How to Grade Between Two Sizes

We are a unique and amazing bunch of individuals, all different shapes and sizes. Even those of us with the same measurements can be different shapes! You’ll understand them, with the best will in the world, it’s not possible to create a pattern that fits everyone straight off. The best course of action is to arm ourselves with enough fitting knowledge and skills to adjust, as necessary, our patterns to create great fitting garments.

So, what is a girl to do when she falls between different sizes on the size chart? This is where you need to know how to grade between two sizes. This method is also known as blending sizes, and it allows you to use the top half of one size and join to the bottom half of another size.

How do you know?

Once you’ve checked your measurements against the body measurement chart, may well find you cross 2 sizes, perhaps your bust is measuring for the size 12 and your hips are measuring for the size 14.

Take a look at the garment measurement chart – a looser fitting garment may give you that extra you’re looking for. I often find, that for me, this is the case for the waist on a less fitted style – no alteration needed!

You made a toile: perhaps your dress is a little too snug on the hips but great on the bust… then this one’s for you.

WARNING: If your toile is pulling because of a fuller tummy or bottom, or because you actually need to do a full bust adjustment this alteration may not do the trick, this is really just to add a bit of extra wiggle room.

How To Grade Between Two Sizes Tutorial_MAVEN PATTERNS-36

Tools:

  • your nested pattern
  • contrast coloured sharp pencil
  • french curve/pattern master (optional)

GRADE BETWEEN SIZES 01_TUTORIAL_MAVEN PATTERNS-01

If you have a pattern that is layered, use that option to select and print only the sizes you need.

Then all you need to do is draw a line from one size to the next, use a contrasting colour so you can easily see which line to follow later.

In this case I’ve used the bust from the UK size 12 and the hip from the UK size 14.GRADE BETWEEN SIZES TUTORIAL-03

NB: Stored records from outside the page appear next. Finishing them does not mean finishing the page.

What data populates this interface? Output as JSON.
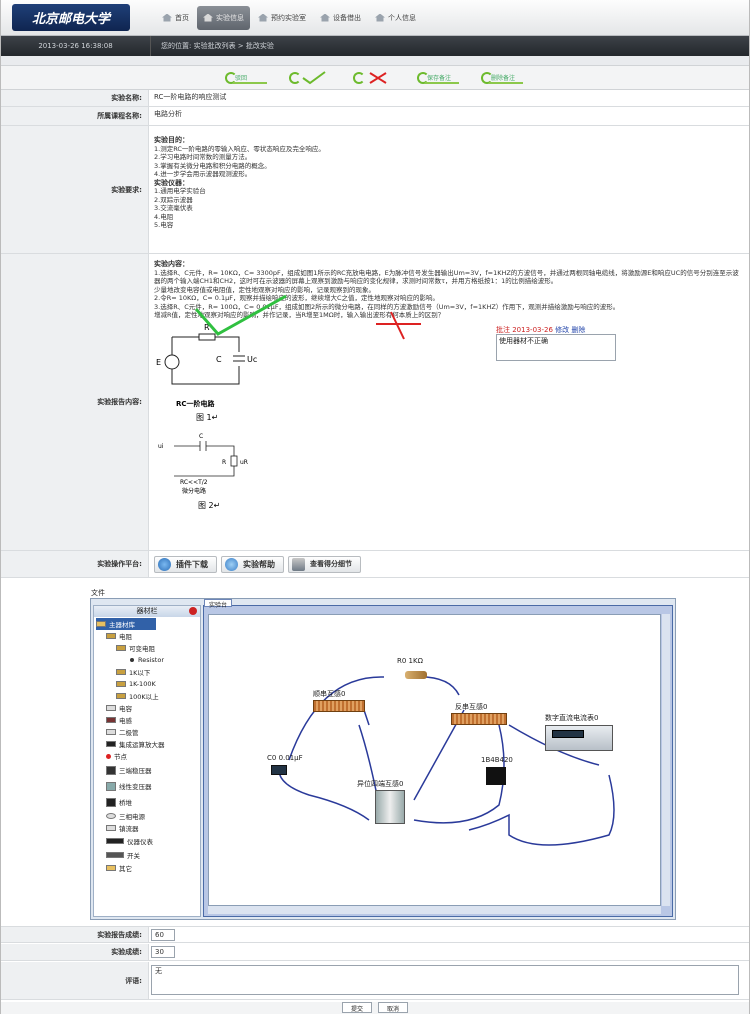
{
  "header": {
    "logo": "北京邮电大学",
    "nav": [
      {
        "label": "首页",
        "active": false
      },
      {
        "label": "实验信息",
        "active": true
      },
      {
        "label": "预约实验室",
        "active": false
      },
      {
        "label": "设备借出",
        "active": false
      },
      {
        "label": "个人信息",
        "active": false
      }
    ]
  },
  "statusbar": {
    "datetime": "2013-03-26 16:38:08",
    "breadcrumb": "您的位置: 实验批改列表 > 批改实验"
  },
  "toolbar": {
    "buttons": [
      {
        "label": "驳回",
        "icon": "reject-circle-icon"
      },
      {
        "label": "",
        "icon": "check-icon"
      },
      {
        "label": "",
        "icon": "cross-icon"
      },
      {
        "label": "保存备注",
        "icon": "save-note-icon"
      },
      {
        "label": "删除备注",
        "icon": "delete-note-icon"
      }
    ]
  },
  "fields": {
    "name_label": "实验名称:",
    "name_value": "RC一阶电路的响应测试",
    "course_label": "所属课程名称:",
    "course_value": "电路分析",
    "req_label": "实验要求:",
    "content_label": "实验报告内容:",
    "platform_label": "实验操作平台:"
  },
  "requirements": {
    "goal_title": "实验目的：",
    "goals": [
      "1.测定RC一阶电路的零输入响应、零状态响应及完全响应。",
      "2.学习电路时间常数的测量方法。",
      "3.掌握有关微分电路和积分电路的概念。",
      "4.进一步学会用示波器观测波形。"
    ],
    "device_title": "实验仪器：",
    "devices": [
      "1.通用电学实验台",
      "2.双踪示波器",
      "3.交流毫伏表",
      "4.电阻",
      "5.电容"
    ]
  },
  "content": {
    "title": "实验内容：",
    "lines": [
      "1.选择R、C元件，R= 10KΩ，C= 3300pF，组成如图1所示的RC充放电电路，E为脉冲信号发生器输出Um=3V，f=1KHZ的方波信号，并通过两根同轴电缆线，将激励源E和响应UC的信号分别连至示波器的两个输入端CH1和CH2，这时可在示波器的屏幕上观察到激励与响应的变化规律，求测时间常数τ，并用方格纸按1：1的比例描绘波形。",
      "少量地改变电容值或电阻值，定性地观察对响应的影响，记录观察到的现象。",
      "2.令R= 10KΩ，C= 0.1μF，观察并描绘响应的波形，继续增大C之值，定性地观察对响应的影响。",
      "3.选择R、C元件，R= 100Ω，C= 0.01μF，组成如图2所示的微分电路，在同样的方波激励信号（Um=3V，f=1KHZ）作用下，观测并描绘激励与响应的波形。",
      "增减R值，定性地观察对响应的影响，并作记录，当R增至1MΩ时，输入输出波形有何本质上的区别？"
    ],
    "note_label": "批注 2013-03-26",
    "note_actions": "修改 删除",
    "note_text": "使用器材不正确",
    "fig1": {
      "r": "R",
      "e": "E",
      "c": "C",
      "uc": "Uc",
      "title": "RC一阶电路",
      "caption": "图 1↵"
    },
    "fig2": {
      "c": "C",
      "r": "R",
      "ui": "ui",
      "ur": "uR",
      "sub1": "RC<<T/2",
      "sub2": "微分电路",
      "caption": "图 2↵"
    }
  },
  "platform": {
    "buttons": [
      {
        "label": "插件下载",
        "icon": "plugin-download-icon"
      },
      {
        "label": "实验帮助",
        "icon": "help-icon"
      },
      {
        "label": "查看得分细节",
        "icon": "score-detail-icon"
      }
    ],
    "menu": "文件"
  },
  "sim": {
    "toolbox_title": "器材栏",
    "tab": "实验台",
    "tree": [
      {
        "label": "主器材库",
        "depth": 0
      },
      {
        "label": "电阻",
        "depth": 1
      },
      {
        "label": "可变电阻",
        "depth": 2
      },
      {
        "label": "Resistor",
        "depth": 3
      },
      {
        "label": "1K以下",
        "depth": 2
      },
      {
        "label": "1K-100K",
        "depth": 2
      },
      {
        "label": "100K以上",
        "depth": 2
      },
      {
        "label": "电容",
        "depth": 1
      },
      {
        "label": "电感",
        "depth": 1
      },
      {
        "label": "二极管",
        "depth": 1
      },
      {
        "label": "集成运算放大器",
        "depth": 1
      },
      {
        "label": "节点",
        "depth": 1
      },
      {
        "label": "三端稳压器",
        "depth": 1
      },
      {
        "label": "线性变压器",
        "depth": 1
      },
      {
        "label": "桥堆",
        "depth": 1
      },
      {
        "label": "三相电源",
        "depth": 1
      },
      {
        "label": "镇流器",
        "depth": 1
      },
      {
        "label": "仪器仪表",
        "depth": 1
      },
      {
        "label": "开关",
        "depth": 1
      },
      {
        "label": "其它",
        "depth": 1
      }
    ],
    "components": [
      {
        "label": "R0  1KΩ"
      },
      {
        "label": "顺串互感0"
      },
      {
        "label": "反串互感0"
      },
      {
        "label": "数字直流电流表0"
      },
      {
        "label": "C0  0.01μF"
      },
      {
        "label": "异位四端互感0"
      },
      {
        "label": "1B4B420"
      }
    ]
  },
  "grading": {
    "report_label": "实验报告成绩:",
    "report_value": "60",
    "exp_label": "实验成绩:",
    "exp_value": "30",
    "comment_label": "评语:",
    "comment_value": "无",
    "submit": "提交",
    "cancel": "取消"
  }
}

It’s important to make a nice smooth line, remember bodies are rounded, so keep your lines curved rather than joining to each other in a point. A french curve or a Pattern Master is really useful and a good investment for the long term. But, you can also use the pattern as a guide by copying the side seam shape on to a piece of paper, cutting it out and using it as a template between your sizes. It will need pivoting between points, and the line will change but it does give a good starting point.

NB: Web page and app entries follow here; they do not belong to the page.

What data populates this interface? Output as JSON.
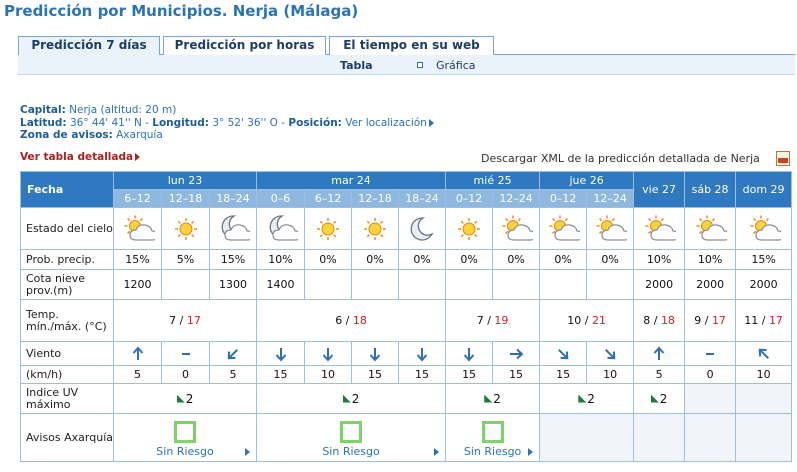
{
  "title": "Predicción por Municipios. Nerja (Málaga)",
  "tabs": [
    {
      "label": "Predicción 7 días"
    },
    {
      "label": "Predicción por horas"
    },
    {
      "label": "El tiempo en su web"
    }
  ],
  "subtabs": {
    "tabla": "Tabla",
    "grafica": "Gráfica"
  },
  "info": {
    "capital_label": "Capital:",
    "capital_value": "Nerja (altitud: 20 m)",
    "latitud_label": "Latitud:",
    "latitud_value": "36° 44' 41'' N",
    "longitud_label": "Longitud:",
    "longitud_value": "3° 52' 36'' O",
    "posicion_label": "Posición:",
    "posicion_link": "Ver localización",
    "zona_label": "Zona de avisos:",
    "zona_value": "Axarquía"
  },
  "detail_link": "Ver tabla detallada",
  "xml_link": "Descargar XML de la predicción detallada de Nerja",
  "table": {
    "fecha": "Fecha",
    "days": [
      "lun 23",
      "mar 24",
      "mié 25",
      "jue 26",
      "vie 27",
      "sáb 28",
      "dom 29"
    ],
    "periods": [
      "6–12",
      "12–18",
      "18–24",
      "0–6",
      "6–12",
      "12–18",
      "18–24",
      "0–12",
      "12–24",
      "0–12",
      "12–24"
    ],
    "labels": {
      "estado": "Estado del cielo",
      "prob": "Prob. precip.",
      "cota": "Cota nieve prov.(m)",
      "temp": "Temp. mín./máx. (°C)",
      "viento": "Viento",
      "kmh": "(km/h)",
      "uv": "Indice UV máximo",
      "avisos": "Avisos Axarquía"
    },
    "sky": [
      "sun-cloud-icon",
      "sun-icon",
      "moon-cloud-icon",
      "moon-cloud-icon",
      "sun-icon",
      "sun-icon",
      "moon-icon",
      "sun-icon",
      "sun-cloud-icon",
      "sun-cloud-icon",
      "sun-cloud-icon",
      "sun-cloud-icon",
      "sun-cloud-icon",
      "sun-cloud-icon"
    ],
    "prob": [
      "15%",
      "5%",
      "15%",
      "10%",
      "0%",
      "0%",
      "0%",
      "0%",
      "0%",
      "0%",
      "0%",
      "10%",
      "10%",
      "15%"
    ],
    "cota": [
      "1200",
      "",
      "1300",
      "1400",
      "",
      "",
      "",
      "",
      "",
      "",
      "",
      "2000",
      "2000",
      "2000"
    ],
    "temp": [
      {
        "min": "7",
        "max": "17"
      },
      {
        "min": "6",
        "max": "18"
      },
      {
        "min": "7",
        "max": "19"
      },
      {
        "min": "10",
        "max": "21"
      },
      {
        "min": "8",
        "max": "18"
      },
      {
        "min": "9",
        "max": "17"
      },
      {
        "min": "11",
        "max": "17"
      }
    ],
    "temp_sep": " / ",
    "wind_icons": [
      "arrow-n-icon",
      "calm-icon",
      "arrow-sw-icon",
      "arrow-s-icon",
      "arrow-s-icon",
      "arrow-s-icon",
      "arrow-s-icon",
      "arrow-s-icon",
      "arrow-e-icon",
      "arrow-se-icon",
      "arrow-se-icon",
      "arrow-n-icon",
      "calm-icon",
      "arrow-nw-icon"
    ],
    "wind_speed": [
      "5",
      "0",
      "5",
      "15",
      "10",
      "15",
      "15",
      "15",
      "15",
      "15",
      "10",
      "5",
      "0",
      "10"
    ],
    "uv": [
      "2",
      "2",
      "2",
      "2",
      "2"
    ],
    "avisos": [
      "Sin Riesgo",
      "Sin Riesgo",
      "Sin Riesgo"
    ]
  },
  "colors": {
    "header_blue": "#2f79c1",
    "period_blue": "#8fb8e1",
    "title_blue": "#2a73b8",
    "max_red": "#d42020",
    "aviso_green": "#7cd46a"
  }
}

GRADE BETWEEN SIZES 01_TUTORIAL_MAVEN PATTERNS-01Of course it works the other way, to allow for smaller hips / larger bust combination too (but sadly not instead of a full bust adjustment).

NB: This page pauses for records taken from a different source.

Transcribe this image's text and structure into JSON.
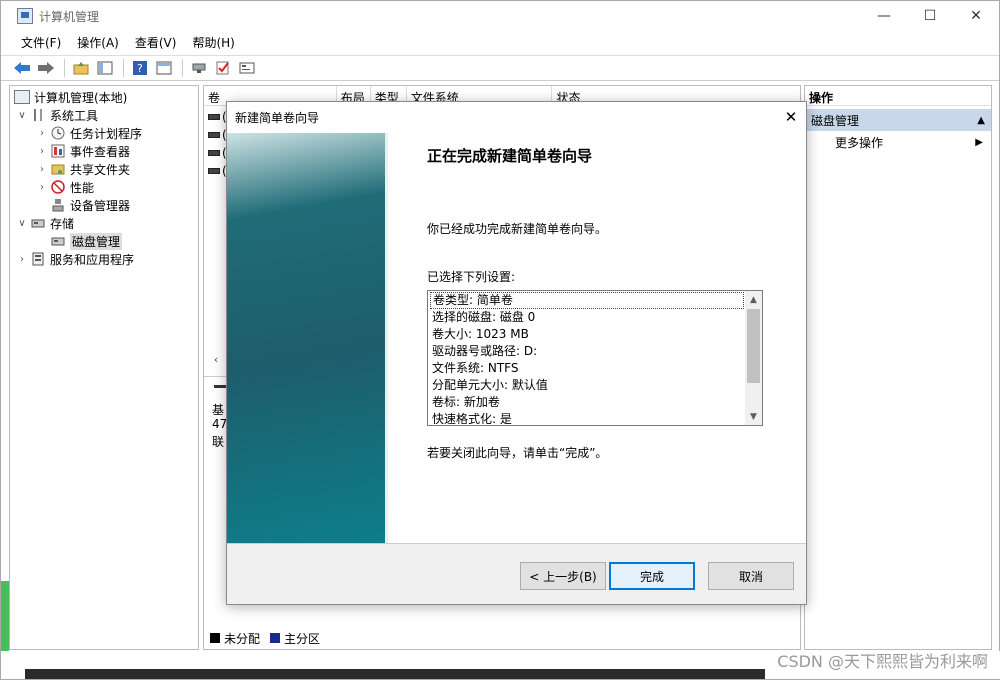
{
  "window": {
    "title": "计算机管理",
    "min_glyph": "—",
    "max_glyph": "☐",
    "close_glyph": "✕"
  },
  "menu": [
    "文件(F)",
    "操作(A)",
    "查看(V)",
    "帮助(H)"
  ],
  "toolbar": {
    "icons": [
      "back-icon",
      "forward-icon",
      "up-folder-icon",
      "show-tree-icon",
      "help-icon",
      "properties-icon",
      "connect-icon",
      "check-icon",
      "settings-icon"
    ]
  },
  "tree": {
    "root": "计算机管理(本地)",
    "system_tools": "系统工具",
    "task_scheduler": "任务计划程序",
    "event_viewer": "事件查看器",
    "shared_folders": "共享文件夹",
    "performance": "性能",
    "device_manager": "设备管理器",
    "storage": "存储",
    "disk_management": "磁盘管理",
    "services_apps": "服务和应用程序"
  },
  "volumes": {
    "columns": [
      "卷",
      "布局",
      "类型",
      "文件系统",
      "状态"
    ],
    "row_prefix": "(",
    "lower_lines": [
      "基",
      "47",
      "联"
    ]
  },
  "legend": {
    "unallocated": "未分配",
    "primary": "主分区"
  },
  "actions": {
    "header": "操作",
    "section": "磁盘管理",
    "more": "更多操作"
  },
  "dialog": {
    "title": "新建简单卷向导",
    "heading": "正在完成新建简单卷向导",
    "done_text": "你已经成功完成新建简单卷向导。",
    "selected_label": "已选择下列设置:",
    "settings": [
      "卷类型: 简单卷",
      "选择的磁盘: 磁盘 0",
      "卷大小: 1023 MB",
      "驱动器号或路径: D:",
      "文件系统: NTFS",
      "分配单元大小: 默认值",
      "卷标: 新加卷",
      "快速格式化: 是"
    ],
    "close_hint": "若要关闭此向导，请单击“完成”。",
    "back_button": "< 上一步(B)",
    "finish_button": "完成",
    "cancel_button": "取消"
  },
  "watermark": "CSDN @天下熙熙皆为利来啊"
}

Good To Know:

  • The Chain Effect: Alter all corresponding pattern pieces so they still fit together and the pattern stays balanced.
  • Front and backs need the SAME treatment.
  • This dress has a side seam pocket, as the side seam shape has changed, the pocket pattern needs to be checked against the side seam to make sure it still fits and adjusted if not.
  • Make sure the correct size sleeve pattern is selected, it should be the same size as your selected bust size, so it still fits into the armscye (Fancy word for armhole. Don’t ever get put off by terminology – that is possibly the first time I’ve ever actually used the word armscye , & I’ve been doing this since I was 16!)

NOW CHECK YOUR PATTERN FITS TOGETHER: nice smooth line? side seams the same length? 

Well done – NOW, YOU NEED TO DO ANOTHER TOILE! 

But, it’ll be worth the effort because you are going to have a beautifully fitted pattern you can use again and again, now that you know how to grade between two sizes!